§ **Activity**
Output every record precisely.

§ **Source records**
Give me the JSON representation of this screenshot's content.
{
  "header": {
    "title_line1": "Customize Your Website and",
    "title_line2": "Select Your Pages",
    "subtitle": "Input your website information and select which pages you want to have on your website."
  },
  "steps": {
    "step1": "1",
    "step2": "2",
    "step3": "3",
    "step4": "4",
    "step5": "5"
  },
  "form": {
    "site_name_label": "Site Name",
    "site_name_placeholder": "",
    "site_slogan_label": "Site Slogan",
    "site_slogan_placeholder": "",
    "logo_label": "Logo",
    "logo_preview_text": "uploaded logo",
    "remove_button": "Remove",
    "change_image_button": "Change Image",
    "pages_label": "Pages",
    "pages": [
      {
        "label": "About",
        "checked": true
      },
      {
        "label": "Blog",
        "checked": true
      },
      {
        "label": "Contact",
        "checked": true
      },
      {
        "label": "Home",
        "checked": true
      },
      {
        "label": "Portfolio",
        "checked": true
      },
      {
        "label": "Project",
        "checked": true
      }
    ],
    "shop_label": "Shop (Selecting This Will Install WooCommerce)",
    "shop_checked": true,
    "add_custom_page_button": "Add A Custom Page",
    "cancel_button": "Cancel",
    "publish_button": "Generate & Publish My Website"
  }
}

§ **Output of the exercise**
Give me the JSON representation of this screenshot's content.
{
  "header": {
    "title_line1": "Customize Your Website and",
    "title_line2": "Select Your Pages",
    "subtitle": "Input your website information and select which pages you want to have on your website."
  },
  "steps": {
    "step1": "1",
    "step2": "2",
    "step3": "3",
    "step4": "4",
    "step5": "5"
  },
  "form": {
    "site_name_label": "Site Name",
    "site_name_placeholder": "",
    "site_slogan_label": "Site Slogan",
    "site_slogan_placeholder": "",
    "logo_label": "Logo",
    "logo_preview_text": "uploaded logo",
    "remove_button": "Remove",
    "change_image_button": "Change Image",
    "pages_label": "Pages",
    "pages": [
      {
        "label": "About",
        "checked": true
      },
      {
        "label": "Blog",
        "checked": true
      },
      {
        "label": "Contact",
        "checked": true
      },
      {
        "label": "Home",
        "checked": true
      },
      {
        "label": "Portfolio",
        "checked": true
      },
      {
        "label": "Project",
        "checked": true
      }
    ],
    "shop_label": "Shop (Selecting This Will Install WooCommerce)",
    "shop_checked": true,
    "add_custom_page_button": "Add A Custom Page",
    "cancel_button": "Cancel",
    "publish_button": "Generate & Publish My Website"
  }
}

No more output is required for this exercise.